It’s Sunday and it’s almost time for the inevitable trip to the grocery store. Whether it’s a full blown meal prep trip or a simple snack run, we all find ourselves in this dreaded position. However, there’s a small two dollar light at the end of the tunnel that makes every trip worth it and his name is Chuck. Charles Shaw or “Two Buck Chuck” is the infamous brand of Trader Joe’s wines that go for no more than a few dollars. Is it a scam? How can Chuck really only be two bucks?
Charles Shaw is one of the wines under the Bronco Wine company which is owned by Fred Franzia. “Franzia” probably sounds familiar because it’s the name of the wildly popular line of cheap, boxed wines you and your pals probably chugged at those crazy college frat parties. This company is a veteran of the cheaply produced wine, so it makes sense that Charles Shaw is under the Bronco umbrella.
To really get to the bottom of this mystery, it’s important to take a look at how this brand of juice is made. When most think of California winemaking, Napa Valley comes into focus. However, the grapes destined to become Charles Shaw are actually planted in the San Joaquin Valley. It’s much cheaper to plant in the San Joaquin Valley because the climate isn’t the most ideal atmosphere for prime grape planting as it can get pretty hot. The temperature creates huge harvests, but the heat also increases the risk of producing over-ripened grapes which reduces the overall quality of a wine.
Along with farming, other production methods also play into why this bottle of wine is such a bargain. Instead of aging the wines in oak barrels, American oak chips are soaked in the wine to help round out the flavor of Charles Shaw. French oak barrels can be pretty costly, and using American oak chips rather than the imported oak helps cut costs. Chuck is also mass-produced, and the wine is packaged using lighter-weight glass bottles keeping shipping weights low. Production costs are kept low, so Chuck can remain only a few dollars.

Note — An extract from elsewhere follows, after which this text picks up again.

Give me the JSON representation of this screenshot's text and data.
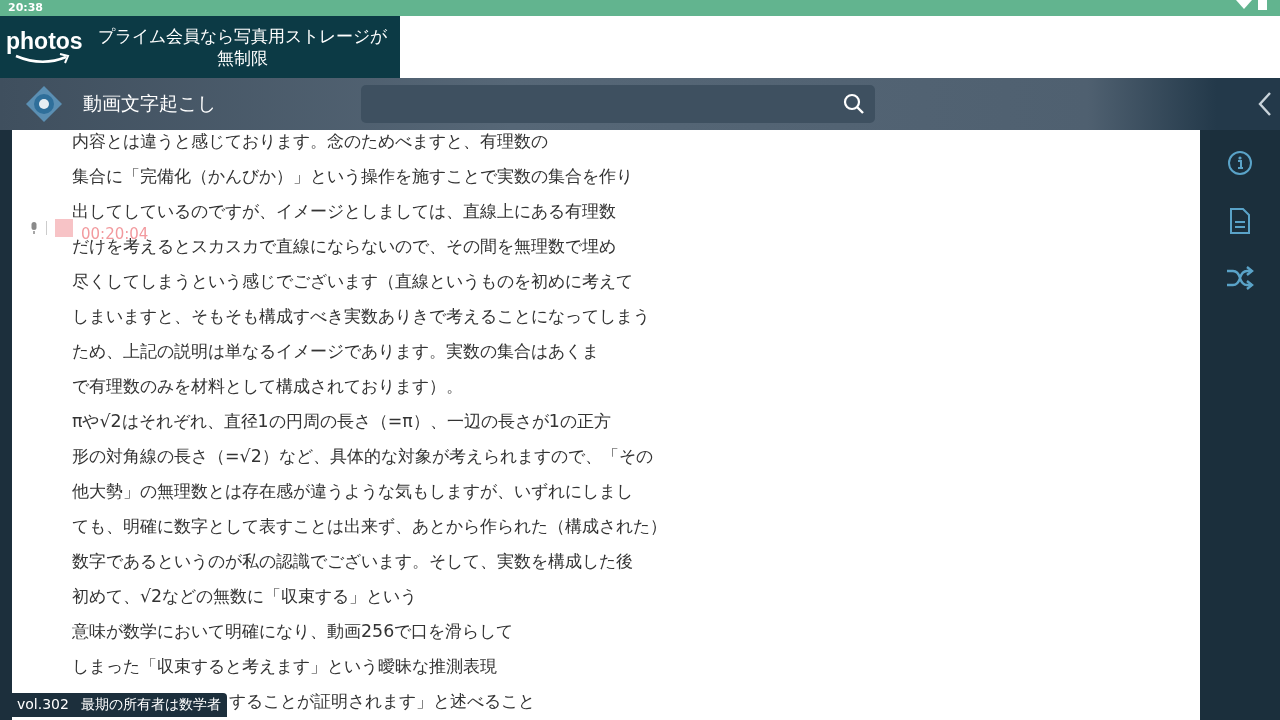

Although there are many critics of Charles Shaw, the wine still manages to fly off shelves nationwide. According to Business Insider, “It’s one of the best-selling products ever sold at Trader Joe’s, exceeding 800 million bottles since the wine debuted at $1.99 in 2002.”

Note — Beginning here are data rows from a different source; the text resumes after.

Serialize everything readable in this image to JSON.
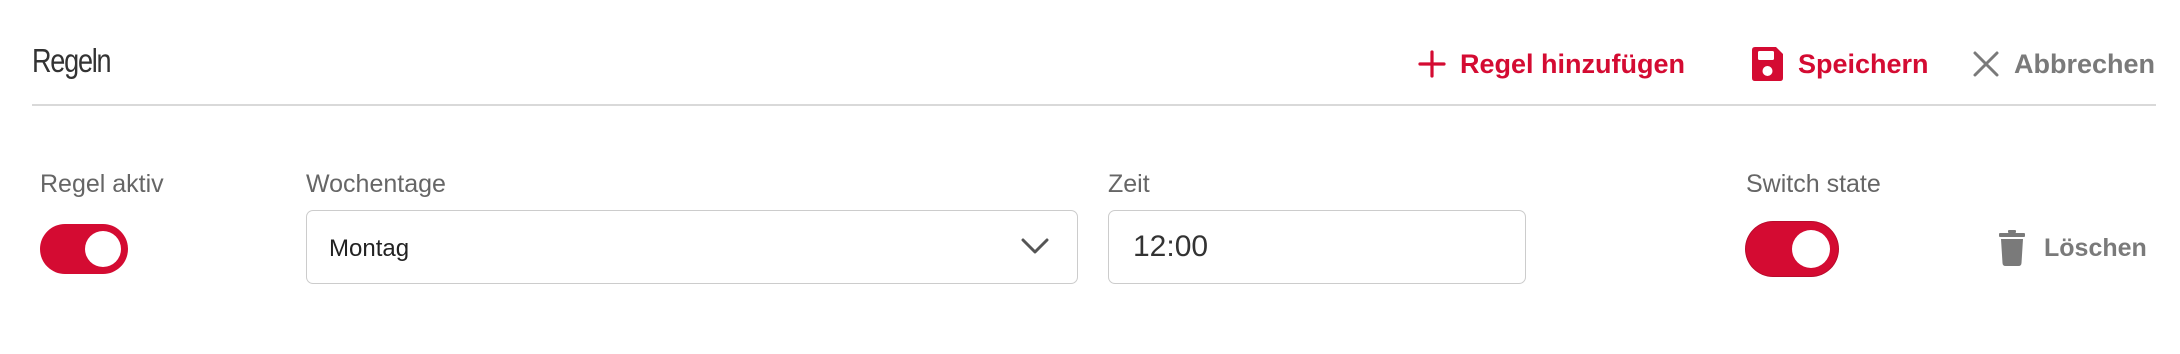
{
  "header": {
    "title": "Regeln",
    "add_rule_label": "Regel hinzufügen",
    "save_label": "Speichern",
    "cancel_label": "Abbrechen"
  },
  "rule": {
    "active_label": "Regel aktiv",
    "active_on": true,
    "weekdays_label": "Wochentage",
    "weekdays_value": "Montag",
    "time_label": "Zeit",
    "time_value": "12:00",
    "switch_state_label": "Switch state",
    "switch_state_on": true,
    "delete_label": "Löschen"
  },
  "colors": {
    "accent": "#d40b32",
    "muted": "#7a7a7a",
    "divider": "#d9d9d9"
  },
  "icons": {
    "add": "plus-icon",
    "save": "floppy-disk-icon",
    "cancel": "close-icon",
    "select": "chevron-down-icon",
    "delete": "trash-icon"
  }
}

If you haven’t grabbed a bottle yet, you have all the time in the world. Chuck’s clearly not disappearing anytime soon.